**Interface dataset entries**
=== Begin Enclosure ===
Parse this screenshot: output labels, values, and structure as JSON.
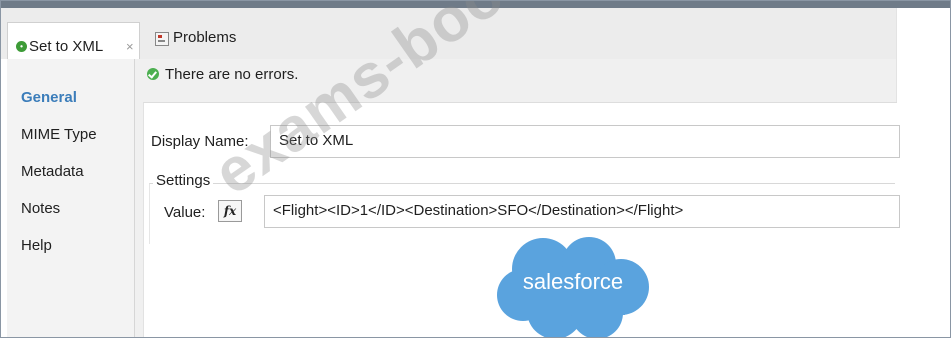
{
  "tabs": {
    "active": {
      "label": "Set to XML",
      "close_icon": "×"
    },
    "problems": {
      "label": "Problems"
    }
  },
  "status": {
    "message": "There are no errors."
  },
  "nav": {
    "items": [
      {
        "label": "General",
        "active": true
      },
      {
        "label": "MIME Type",
        "active": false
      },
      {
        "label": "Metadata",
        "active": false
      },
      {
        "label": "Notes",
        "active": false
      },
      {
        "label": "Help",
        "active": false
      }
    ]
  },
  "form": {
    "display_name_label": "Display Name:",
    "display_name_value": "Set to XML",
    "settings_label": "Settings",
    "value_label": "Value:",
    "fx_label": "fx",
    "value_text": "<Flight><ID>1</ID><Destination>SFO</Destination></Flight>"
  },
  "overlay": {
    "watermark": "exams-boost.com",
    "logo_text": "salesforce"
  },
  "colors": {
    "accent": "#3b7dba",
    "success": "#4caf50",
    "logo": "#5aa3de"
  },
  "icons": {
    "status": "check-circle-icon",
    "tab": "message-processor-icon",
    "problems": "problems-icon",
    "fx": "expression-icon"
  }
}
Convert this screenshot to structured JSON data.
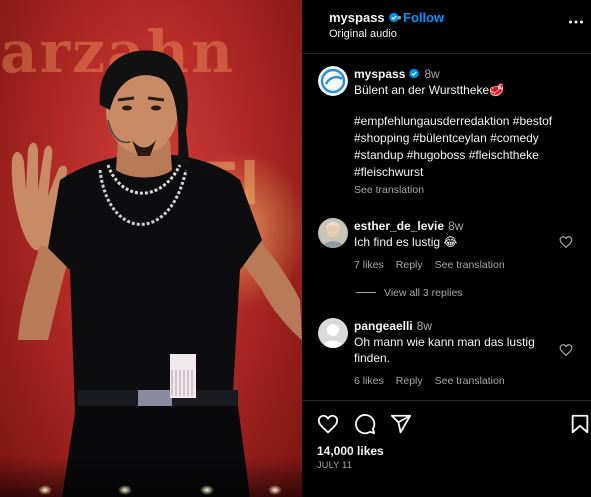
{
  "post": {
    "username": "myspass",
    "follow_label": "Follow",
    "separator": "•",
    "audio_label": "Original audio"
  },
  "caption": {
    "username": "myspass",
    "time": "8w",
    "title": "Bülent an der Wursttheke🥩",
    "hashtag_lines": [
      "#empfehlungausderredaktion #bestof",
      "#shopping #bülentceylan #comedy",
      "#standup #hugoboss #fleischtheke",
      "#fleischwurst"
    ],
    "see_translation": "See translation"
  },
  "comments": [
    {
      "username": "esther_de_levie",
      "time": "8w",
      "text": "Ich find es lustig 😂",
      "likes": "7 likes",
      "reply": "Reply",
      "see_translation": "See translation",
      "view_replies": "View all 3 replies"
    },
    {
      "username": "pangeaelli",
      "time": "8w",
      "text_lines": [
        "Oh mann wie kann man das lustig",
        "finden."
      ],
      "likes": "6 likes",
      "reply": "Reply",
      "see_translation": "See translation"
    }
  ],
  "actions": {
    "likes_count": "14,000 likes",
    "date": "JULY 11"
  },
  "media": {
    "sign_text": "arzahn",
    "sign_text_2": "Fl"
  },
  "colors": {
    "background": "#000000",
    "follow_blue": "#0095f6",
    "muted_text": "#a8a8a8",
    "divider": "#262626"
  },
  "icons": [
    "verified-badge-icon",
    "more-options-icon",
    "heart-icon",
    "comment-icon",
    "share-icon",
    "bookmark-icon"
  ]
}
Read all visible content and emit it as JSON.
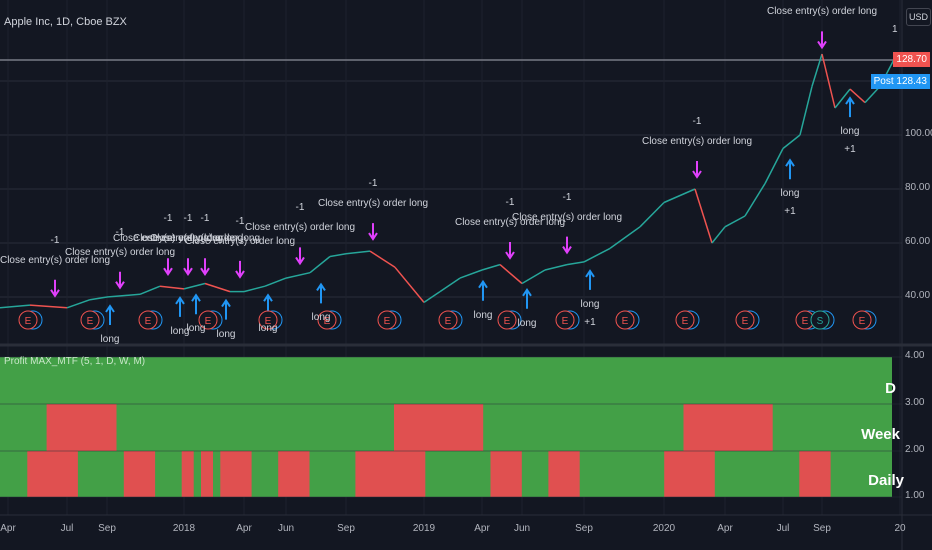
{
  "header": {
    "symbol_title": "Apple Inc, 1D, Cboe BZX",
    "currency": "USD"
  },
  "price_scale": {
    "ticks": [
      "40.00",
      "60.00",
      "80.00",
      "100.00"
    ],
    "top_cut": "1",
    "last_price": "128.70",
    "post_label": "Post",
    "post_price": "128.43",
    "colors": {
      "last": "#f05350",
      "post": "#2196f3"
    }
  },
  "time_axis": {
    "ticks": [
      "Apr",
      "Jul",
      "Sep",
      "2018",
      "Apr",
      "Jun",
      "Sep",
      "2019",
      "Apr",
      "Jun",
      "Sep",
      "2020",
      "Apr",
      "Jul",
      "Sep",
      "20"
    ]
  },
  "prices": [
    [
      0,
      36
    ],
    [
      30,
      37
    ],
    [
      67,
      36
    ],
    [
      90,
      39
    ],
    [
      107,
      40
    ],
    [
      140,
      41
    ],
    [
      160,
      44
    ],
    [
      184,
      43
    ],
    [
      205,
      45
    ],
    [
      230,
      42
    ],
    [
      244,
      42
    ],
    [
      265,
      44
    ],
    [
      286,
      47
    ],
    [
      310,
      49
    ],
    [
      330,
      55
    ],
    [
      346,
      56
    ],
    [
      370,
      57
    ],
    [
      395,
      51
    ],
    [
      424,
      38
    ],
    [
      440,
      42
    ],
    [
      460,
      47
    ],
    [
      482,
      50
    ],
    [
      500,
      52
    ],
    [
      522,
      45
    ],
    [
      545,
      50
    ],
    [
      567,
      52
    ],
    [
      584,
      53
    ],
    [
      610,
      58
    ],
    [
      640,
      66
    ],
    [
      664,
      75
    ],
    [
      695,
      80
    ],
    [
      712,
      60
    ],
    [
      725,
      66
    ],
    [
      745,
      70
    ],
    [
      765,
      82
    ],
    [
      783,
      95
    ],
    [
      800,
      100
    ],
    [
      812,
      118
    ],
    [
      822,
      130
    ],
    [
      835,
      110
    ],
    [
      850,
      117
    ],
    [
      865,
      112
    ],
    [
      880,
      118
    ],
    [
      895,
      128.7
    ]
  ],
  "signals": {
    "close_label": "Close entry(s) order long",
    "close_qty": "-1",
    "long_label": "long",
    "long_qty": "+1",
    "closes": [
      [
        55,
        36
      ],
      [
        120,
        39
      ],
      [
        168,
        44
      ],
      [
        188,
        44
      ],
      [
        205,
        44
      ],
      [
        240,
        43
      ],
      [
        300,
        48
      ],
      [
        373,
        57
      ],
      [
        510,
        50
      ],
      [
        567,
        52
      ],
      [
        697,
        80
      ],
      [
        822,
        128
      ]
    ],
    "longs": [
      [
        110,
        40,
        false
      ],
      [
        180,
        43,
        false
      ],
      [
        196,
        44,
        false
      ],
      [
        226,
        42,
        false
      ],
      [
        268,
        44,
        false
      ],
      [
        321,
        48,
        false
      ],
      [
        483,
        49,
        false
      ],
      [
        527,
        46,
        false
      ],
      [
        590,
        53,
        true
      ],
      [
        790,
        94,
        true
      ],
      [
        850,
        117,
        true
      ]
    ]
  },
  "events": [
    [
      "E",
      28
    ],
    [
      "E",
      90
    ],
    [
      "E",
      148
    ],
    [
      "E",
      208
    ],
    [
      "E",
      268
    ],
    [
      "E",
      327
    ],
    [
      "E",
      387
    ],
    [
      "E",
      448
    ],
    [
      "E",
      507
    ],
    [
      "E",
      565
    ],
    [
      "E",
      625
    ],
    [
      "E",
      685
    ],
    [
      "E",
      745
    ],
    [
      "E",
      805
    ],
    [
      "S",
      820
    ],
    [
      "E",
      862
    ]
  ],
  "indicator": {
    "title": "Profit MAX_MTF (5, 1, D, W, M)",
    "ticks": [
      "4.00",
      "3.00",
      "2.00",
      "1.00"
    ],
    "row_labels": [
      "D",
      "Week",
      "Daily"
    ],
    "colors": {
      "bull": "#43a047",
      "bear": "#e05050"
    },
    "weekly_bear_periods": [
      [
        "Jun 2017",
        "Sep 2017"
      ],
      [
        "Dec 2018",
        "Apr 2019"
      ],
      [
        "Mar 2020",
        "Jul 2020"
      ]
    ],
    "daily_bear_periods": [
      [
        "May 2017",
        "Jul 2017"
      ],
      [
        "Oct 2017",
        "Nov 2017"
      ],
      [
        "Jan 2018",
        "Jan 2018"
      ],
      [
        "Feb 2018",
        "Feb 2018"
      ],
      [
        "Mar 2018",
        "Apr 2018"
      ],
      [
        "Jun 2018",
        "Jul 2018"
      ],
      [
        "Oct 2018",
        "Jan 2019"
      ],
      [
        "May 2019",
        "Jun 2019"
      ],
      [
        "Aug 2019",
        "Sep 2019"
      ],
      [
        "Feb 2020",
        "Apr 2020"
      ],
      [
        "Sep 2020",
        "Oct 2020"
      ]
    ]
  }
}
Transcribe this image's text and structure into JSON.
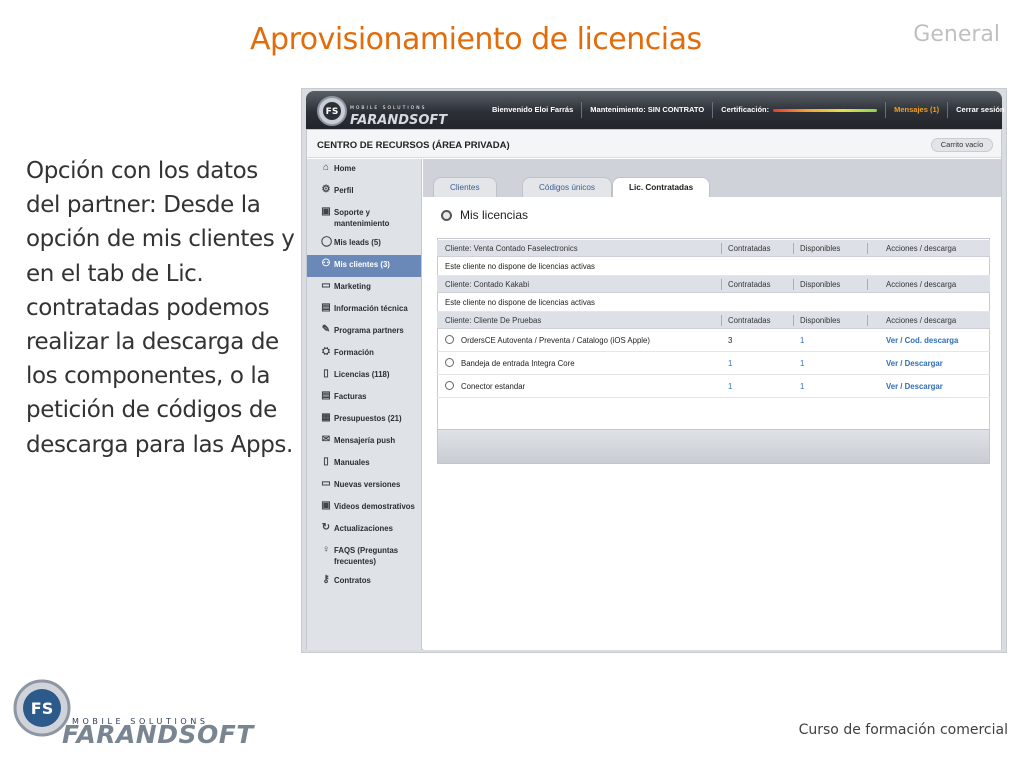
{
  "slide": {
    "title": "Aprovisionamiento de licencias",
    "section": "General",
    "description": "Opción con los datos del partner: Desde la opción de mis clientes y en el tab de Lic. contratadas podemos realizar la descarga de los componentes, o la petición de códigos de descarga para las Apps.",
    "footer": "Curso de formación comercial",
    "logo": {
      "tagline": "MOBILE SOLUTIONS",
      "brand": "FARANDSOFT",
      "badge": "FS"
    }
  },
  "app": {
    "topbar": {
      "logo_badge": "FS",
      "logo_tagline": "MOBILE SOLUTIONS",
      "logo_brand": "FARANDSOFT",
      "welcome": "Bienvenido Eloi Farrás",
      "maintenance": "Mantenimiento: SIN CONTRATO",
      "certification": "Certificación:",
      "messages": "Mensajes (1)",
      "logout": "Cerrar sesión"
    },
    "breadcrumb": "CENTRO DE RECURSOS (ÁREA PRIVADA)",
    "cart": "Carrito vacío",
    "sidebar": [
      {
        "label": "Home",
        "icon": "home-icon",
        "glyph": "⌂"
      },
      {
        "label": "Perfil",
        "icon": "gear-icon",
        "glyph": "⚙"
      },
      {
        "label": "Soporte y mantenimiento",
        "icon": "support-icon",
        "glyph": "▣"
      },
      {
        "label": "Mis leads (5)",
        "icon": "chat-icon",
        "glyph": "◯"
      },
      {
        "label": "Mis clientes (3)",
        "icon": "users-icon",
        "glyph": "⚇"
      },
      {
        "label": "Marketing",
        "icon": "briefcase-icon",
        "glyph": "▭"
      },
      {
        "label": "Información técnica",
        "icon": "chart-icon",
        "glyph": "▤"
      },
      {
        "label": "Programa partners",
        "icon": "pencil-icon",
        "glyph": "✎"
      },
      {
        "label": "Formación",
        "icon": "cap-icon",
        "glyph": "⛭"
      },
      {
        "label": "Licencias (118)",
        "icon": "device-icon",
        "glyph": "▯"
      },
      {
        "label": "Facturas",
        "icon": "invoice-icon",
        "glyph": "▤"
      },
      {
        "label": "Presupuestos (21)",
        "icon": "budget-icon",
        "glyph": "▦"
      },
      {
        "label": "Mensajería push",
        "icon": "mail-icon",
        "glyph": "✉"
      },
      {
        "label": "Manuales",
        "icon": "document-icon",
        "glyph": "▯"
      },
      {
        "label": "Nuevas versiones",
        "icon": "folder-icon",
        "glyph": "▭"
      },
      {
        "label": "Videos demostrativos",
        "icon": "video-icon",
        "glyph": "▣"
      },
      {
        "label": "Actualizaciones",
        "icon": "refresh-icon",
        "glyph": "↻"
      },
      {
        "label": "FAQS (Preguntas frecuentes)",
        "icon": "bulb-icon",
        "glyph": "♀"
      },
      {
        "label": "Contratos",
        "icon": "key-icon",
        "glyph": "⚷"
      }
    ],
    "tabs": [
      {
        "label": "Clientes"
      },
      {
        "label": "Códigos únicos"
      },
      {
        "label": "Lic. Contratadas"
      }
    ],
    "section_title": "Mis licencias",
    "table": {
      "col_contracted": "Contratadas",
      "col_available": "Disponibles",
      "col_actions": "Acciones / descarga",
      "clients": [
        {
          "name": "Cliente: Venta Contado Faselectronics",
          "empty": "Este cliente no dispone de licencias activas"
        },
        {
          "name": "Cliente: Contado Kakabi",
          "empty": "Este cliente no dispone de licencias activas"
        },
        {
          "name": "Cliente: Cliente De Pruebas",
          "products": [
            {
              "name": "OrdersCE Autoventa / Preventa / Catalogo (iOS Apple)",
              "contracted": "3",
              "available": "1",
              "view": "Ver",
              "action": "Cod. descarga"
            },
            {
              "name": "Bandeja de entrada Integra Core",
              "contracted": "1",
              "available": "1",
              "view": "Ver",
              "action": "Descargar"
            },
            {
              "name": "Conector estandar",
              "contracted": "1",
              "available": "1",
              "view": "Ver",
              "action": "Descargar"
            }
          ]
        }
      ]
    },
    "colors": {
      "accent": "#e36c0a",
      "active_nav": "#6a88b8",
      "link": "#2f6fb8",
      "topbar": "#2c3036"
    }
  }
}
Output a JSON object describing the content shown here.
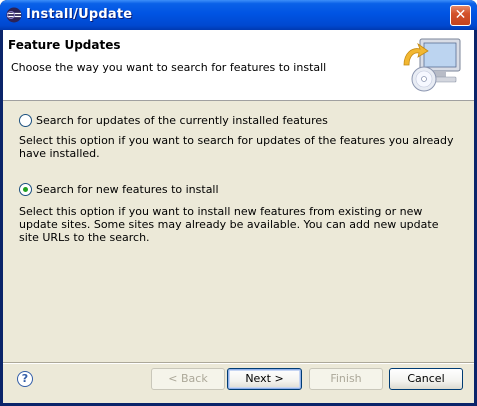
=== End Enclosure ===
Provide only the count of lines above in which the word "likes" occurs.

**RESULT OF THE TASK**
3